*What the task asks*: In your copy, each line below is repeated exactly and no image appears.

--- Records for this exercise ---

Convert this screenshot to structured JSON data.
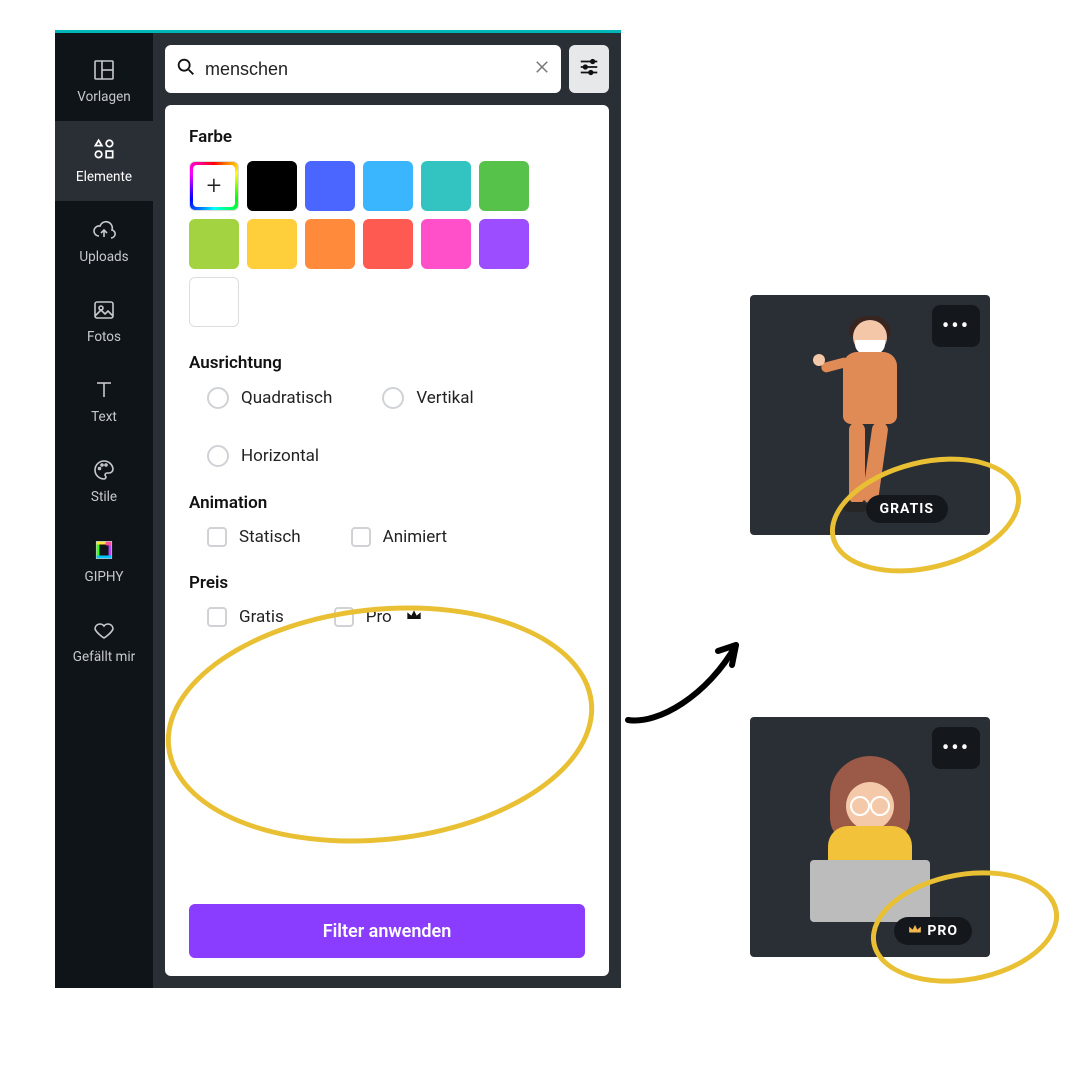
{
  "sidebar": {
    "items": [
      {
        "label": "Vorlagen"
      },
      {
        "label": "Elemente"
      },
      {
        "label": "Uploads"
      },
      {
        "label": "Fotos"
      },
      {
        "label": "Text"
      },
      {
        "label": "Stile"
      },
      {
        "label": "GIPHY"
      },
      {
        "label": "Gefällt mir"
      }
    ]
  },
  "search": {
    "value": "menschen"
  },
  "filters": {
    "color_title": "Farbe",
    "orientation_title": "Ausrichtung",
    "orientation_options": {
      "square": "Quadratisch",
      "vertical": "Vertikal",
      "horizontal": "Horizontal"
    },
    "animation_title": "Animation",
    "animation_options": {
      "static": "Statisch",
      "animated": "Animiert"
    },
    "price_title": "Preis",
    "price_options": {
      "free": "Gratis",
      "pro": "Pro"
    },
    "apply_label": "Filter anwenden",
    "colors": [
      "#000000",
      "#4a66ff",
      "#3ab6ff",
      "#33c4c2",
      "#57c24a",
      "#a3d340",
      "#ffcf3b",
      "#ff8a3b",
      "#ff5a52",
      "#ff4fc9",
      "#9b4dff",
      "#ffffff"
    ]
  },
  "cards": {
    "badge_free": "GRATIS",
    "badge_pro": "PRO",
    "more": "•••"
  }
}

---

*Problem solution*:
Convert this screenshot to structured JSON data.
{
  "sidebar": {
    "items": [
      {
        "label": "Vorlagen"
      },
      {
        "label": "Elemente"
      },
      {
        "label": "Uploads"
      },
      {
        "label": "Fotos"
      },
      {
        "label": "Text"
      },
      {
        "label": "Stile"
      },
      {
        "label": "GIPHY"
      },
      {
        "label": "Gefällt mir"
      }
    ]
  },
  "search": {
    "value": "menschen"
  },
  "filters": {
    "color_title": "Farbe",
    "orientation_title": "Ausrichtung",
    "orientation_options": {
      "square": "Quadratisch",
      "vertical": "Vertikal",
      "horizontal": "Horizontal"
    },
    "animation_title": "Animation",
    "animation_options": {
      "static": "Statisch",
      "animated": "Animiert"
    },
    "price_title": "Preis",
    "price_options": {
      "free": "Gratis",
      "pro": "Pro"
    },
    "apply_label": "Filter anwenden",
    "colors": [
      "#000000",
      "#4a66ff",
      "#3ab6ff",
      "#33c4c2",
      "#57c24a",
      "#a3d340",
      "#ffcf3b",
      "#ff8a3b",
      "#ff5a52",
      "#ff4fc9",
      "#9b4dff",
      "#ffffff"
    ]
  },
  "cards": {
    "badge_free": "GRATIS",
    "badge_pro": "PRO",
    "more": "•••"
  }
}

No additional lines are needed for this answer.